Faisalabad: Inzamam-ul Haq, who has been advised “complete rest” for 48 hours, was in considerable discomfort till rather late on Sunday ' a day when he completed yet another Test hundred (his 25th).
That the Pakistan captain’s back was painful became evident when he spoke to The Telegraph at the Serena Hotel, shortly after an extended session with physio Darryn Lifson.
Clutching the troubled area as he got up from a well-cushioned chair, Inzamam said: “Complete rest for two days means I can’t field during this (second) Test. However, if my services are required, I’ll again bat...”
For now, the captaincy is with Younis Khan. In fact, after a late night development, there’s uncertainty over allrounder Shoaib Malik’s participation in the remainder of the Test, too. Malik’s father is seriously ill in Sialkot and he left around 10.45 pm.
“Malik took one of the vehicles from the car rental (at the hotel), but won’t reach Sialkot till about 2.45 am... We aren’t sure when he’s going to return,” a source pointed out.

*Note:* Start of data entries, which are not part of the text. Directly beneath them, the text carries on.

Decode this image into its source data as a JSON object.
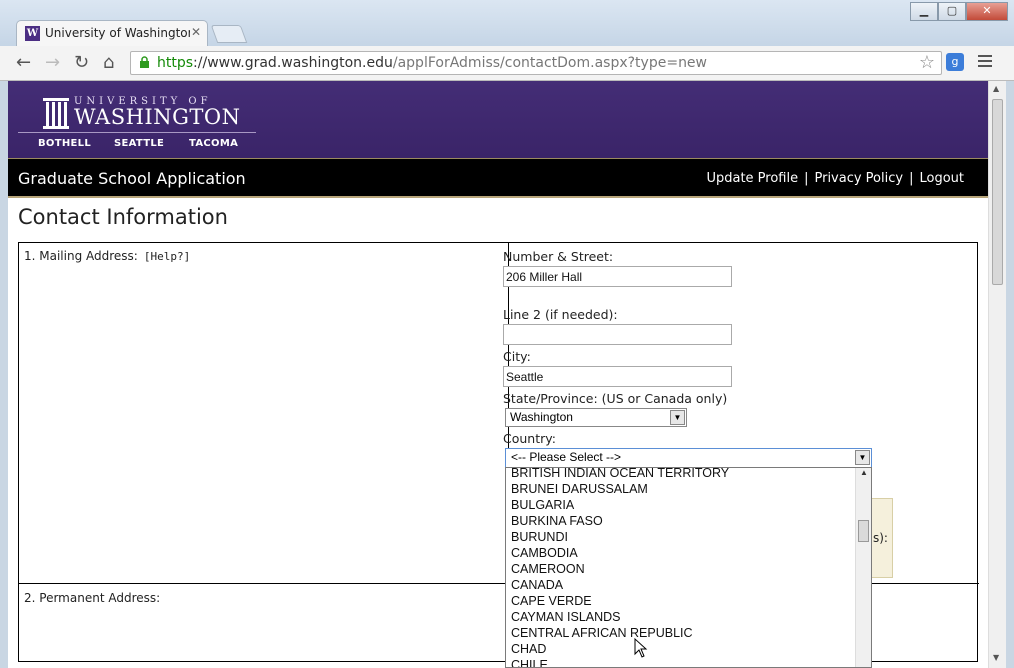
{
  "browser": {
    "tab_title": "University of Washington - ",
    "tab_favicon": "W",
    "url_scheme": "https",
    "url_host": "://www.grad.washington.edu",
    "url_path": "/applForAdmiss/contactDom.aspx?type=new",
    "ext_label": "g"
  },
  "banner": {
    "university_line": "UNIVERSITY OF",
    "washington": "WASHINGTON",
    "campuses": [
      "BOTHELL",
      "SEATTLE",
      "TACOMA"
    ]
  },
  "appbar": {
    "title": "Graduate School Application",
    "links": [
      "Update Profile",
      "Privacy Policy",
      "Logout"
    ],
    "separator": "|"
  },
  "page": {
    "heading": "Contact Information",
    "mailing_label": "1. Mailing Address:",
    "help_label": "[Help?]",
    "permanent_label": "2. Permanent Address:"
  },
  "form": {
    "street_label": "Number & Street:",
    "street_value": "206 Miller Hall",
    "line2_label": "Line 2 (if needed):",
    "line2_value": "",
    "city_label": "City:",
    "city_value": "Seattle",
    "state_label": "State/Province: (US or Canada only)",
    "state_value": "Washington",
    "country_label": "Country:",
    "country_value": "<-- Please Select -->",
    "hidden_text": "s):"
  },
  "country_options": [
    "BRITISH INDIAN OCEAN TERRITORY",
    "BRUNEI DARUSSALAM",
    "BULGARIA",
    "BURKINA FASO",
    "BURUNDI",
    "CAMBODIA",
    "CAMEROON",
    "CANADA",
    "CAPE VERDE",
    "CAYMAN ISLANDS",
    "CENTRAL AFRICAN REPUBLIC",
    "CHAD",
    "CHILE"
  ],
  "colors": {
    "uw_purple": "#3b2467",
    "uw_gold": "#b7a57a",
    "secure_green": "#138a07"
  }
}
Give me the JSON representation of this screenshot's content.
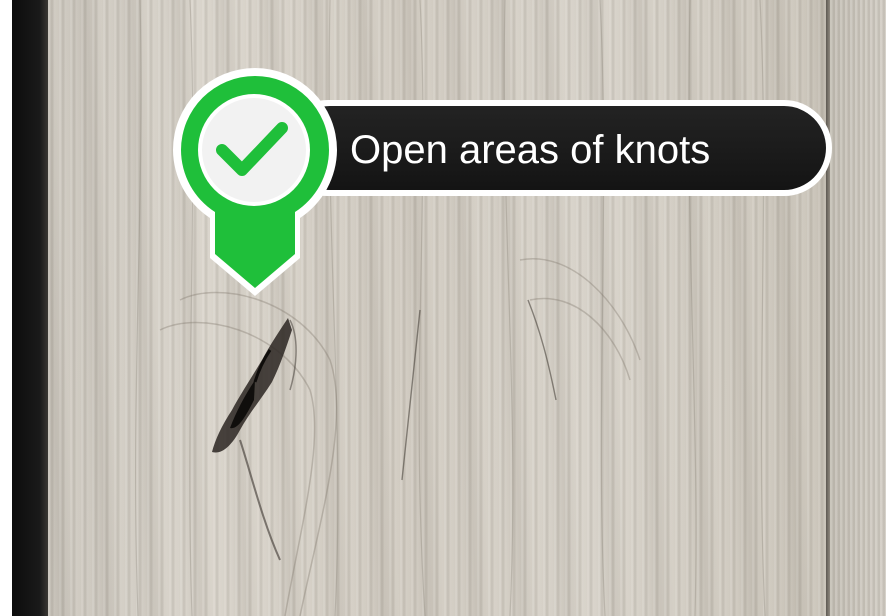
{
  "badge": {
    "label": "Open areas of knots",
    "icon": "checkmark-icon",
    "accent_color": "#1fbf3a",
    "pill_color": "#1a1a1a"
  }
}
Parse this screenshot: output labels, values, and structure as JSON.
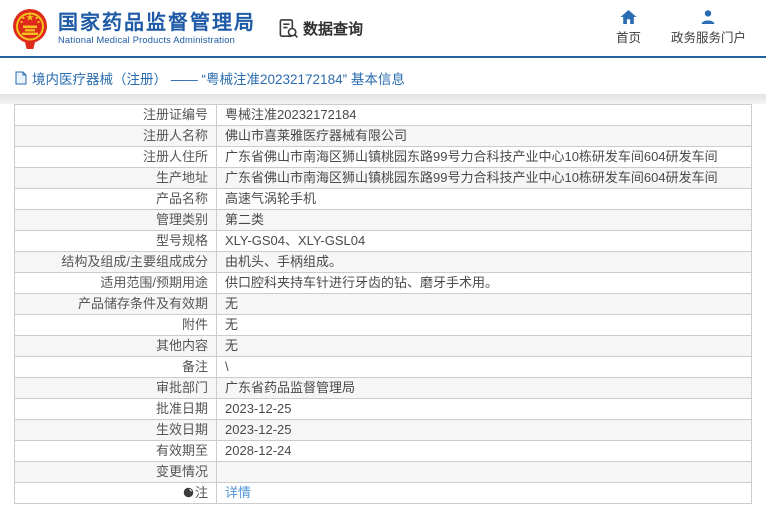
{
  "header": {
    "brand": {
      "title": "国家药品监督管理局",
      "subtitle": "National Medical Products Administration"
    },
    "data_query_label": "数据查询",
    "nav": [
      {
        "label": "首页",
        "icon": "home-icon"
      },
      {
        "label": "政务服务门户",
        "icon": "user-icon"
      }
    ]
  },
  "breadcrumb": {
    "title": "境内医疗器械（注册） —— “粤械注准20232172184” 基本信息"
  },
  "table": {
    "rows": [
      {
        "label": "注册证编号",
        "value": "粤械注准20232172184"
      },
      {
        "label": "注册人名称",
        "value": "佛山市喜莱雅医疗器械有限公司"
      },
      {
        "label": "注册人住所",
        "value": "广东省佛山市南海区狮山镇桃园东路99号力合科技产业中心10栋研发车间604研发车间"
      },
      {
        "label": "生产地址",
        "value": "广东省佛山市南海区狮山镇桃园东路99号力合科技产业中心10栋研发车间604研发车间"
      },
      {
        "label": "产品名称",
        "value": "高速气涡轮手机"
      },
      {
        "label": "管理类别",
        "value": "第二类"
      },
      {
        "label": "型号规格",
        "value": "XLY-GS04、XLY-GSL04"
      },
      {
        "label": "结构及组成/主要组成成分",
        "value": "由机头、手柄组成。"
      },
      {
        "label": "适用范围/预期用途",
        "value": "供口腔科夹持车针进行牙齿的钻、磨牙手术用。"
      },
      {
        "label": "产品储存条件及有效期",
        "value": "无"
      },
      {
        "label": "附件",
        "value": "无"
      },
      {
        "label": "其他内容",
        "value": "无"
      },
      {
        "label": "备注",
        "value": "\\"
      },
      {
        "label": "审批部门",
        "value": "广东省药品监督管理局"
      },
      {
        "label": "批准日期",
        "value": "2023-12-25"
      },
      {
        "label": "生效日期",
        "value": "2023-12-25"
      },
      {
        "label": "有效期至",
        "value": "2028-12-24"
      },
      {
        "label": "变更情况",
        "value": ""
      },
      {
        "label": "注",
        "icon": "note-icon",
        "value": "详情",
        "value_type": "link"
      }
    ]
  },
  "colors": {
    "brand_blue": "#1e5aa5",
    "header_border_blue": "#24619f",
    "breadcrumb_blue": "#2a6cb0",
    "link_blue": "#4f94d6",
    "row_alt_gray": "#f6f6f6",
    "table_border_gray": "#cccccc",
    "emblem_red": "#dd2a1b",
    "emblem_yellow": "#f5c31f"
  }
}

Meanwhile, the report wasn’t available, but it’s confirmed Inzamam had an MRI during the day. Apparently, he has a “bulging disc” problem. One isn’t sure whether there’s a link, but the somewhat unprecedented cold wave in Punjab seems to have made it worse.
Unbeaten on 79 on the opening day (Saturday), Inzamam didn’t resume till after two wickets had fallen. Even when he did, a runner was needed. Of course, one of the tallest batsmen of the present era couldn’t be denied a hattrick of hundreds at the Iqbal Stadium.

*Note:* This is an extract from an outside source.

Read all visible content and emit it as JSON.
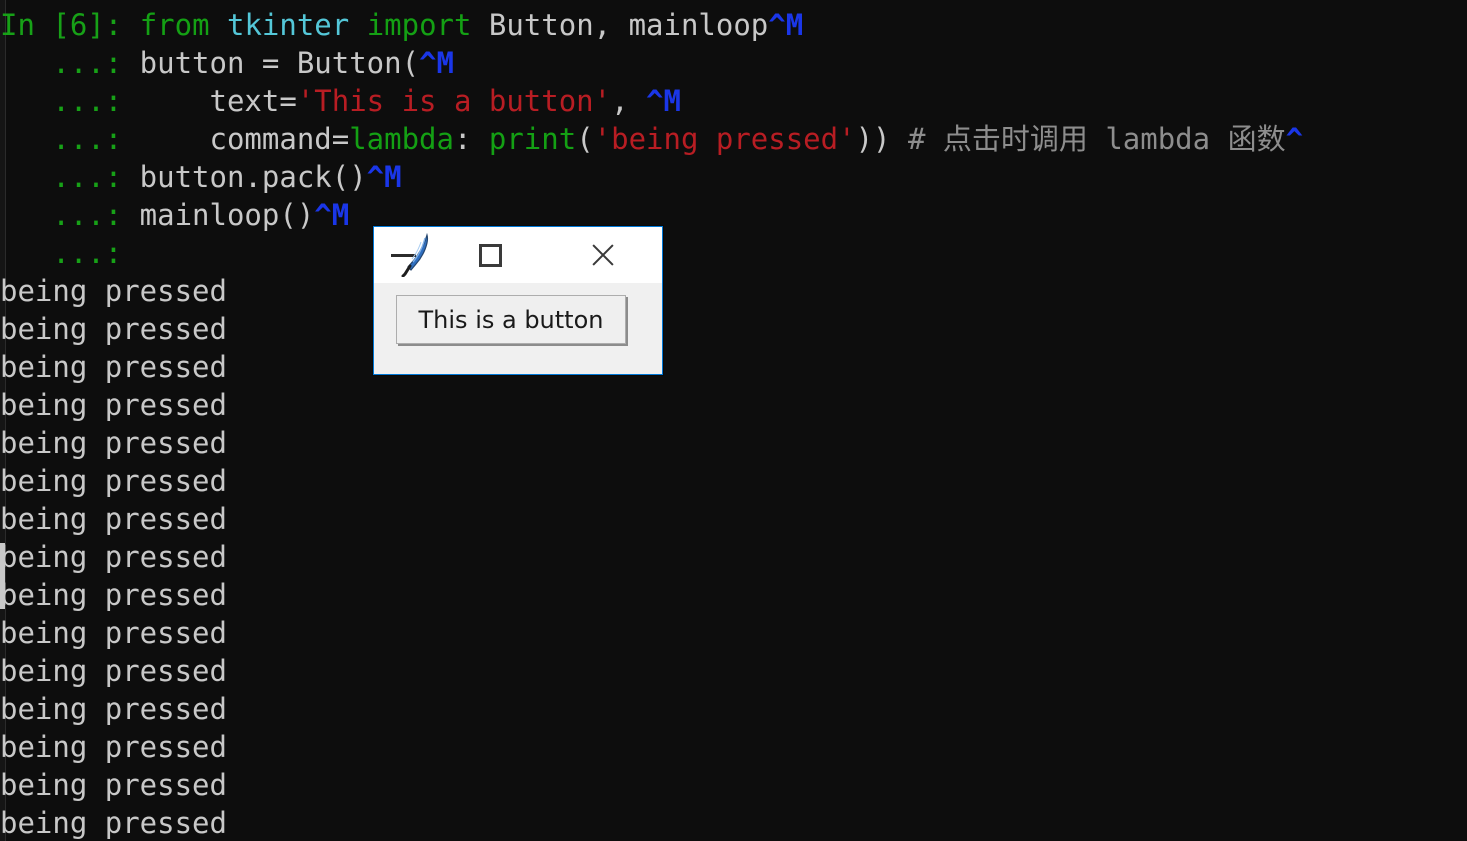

It’s possible, though, that the 40 runs Inzamam added to reach 119 (251 minutes, 193 balls, 12x4) aggravated the troubled area. But, then, he couldn’t have been in the dressing room when the game plan was to bat just once. Pakistan totalled 588 with No. 9 Shoaib Akhtar contributing a spicy 47 off 54 deliveries (5x4, 3x6).
The Indians have replied firmly ' 110 for the loss of Virender Sehwag, who couldn’t capitalise on a let-off from substitute Imran Farhat. Under pressure for not being able to restrict Pakistan even with five specialist bowlers, Rahul Dravid is on 46. With him is V.V.S. Laxman.
Earlier, despite Inzamam’s courageous effort, the cynosure was Shahid Afridi, who clobbered a career-best 156 from only 128 balls (205 minutes, 20x4, 6x6). The one-time enfant terrible of Pakistan cricket is making the Indians pay a terrible price.
Afridi has lots of time. Plenty of flair as well. And, unlike contemporaries who take guard in full battle gear (arm-guard, chest protector, outer thigh pad), Afridi is content with the helmet. Obviously, he trusts his quick eye.
Incidentally, the stadium was packed to capacity and there were thousands outside who rushed towards the gates each time there was a roar after an Afridi strike. Taken aback, the police made a series of lathicharges. That continued till Afridi got out, to Anil Kumble.
Speaking exclusively, Afridi maintained he wasn’t aware of the police action. “Nobody told me a thing... It’s nice that people see me as a crowd-puller... I suppose I’ve been one for some years...”
Asked (at an interaction with the Media) whether he’d changed his style, Afridi replied: “No... I’ve always been positive... However, cricket is changing... My intention is to keep the scoreboard ticking... At times, woh jaldi chalne lagta hai!”
Afridi accepted that the “body-language” in Indo-Pak face-offs was different. “There’s definitely a difference and it feels good to perform against India...” With scores of 103 and 156, in the ongoing series, he has done just that.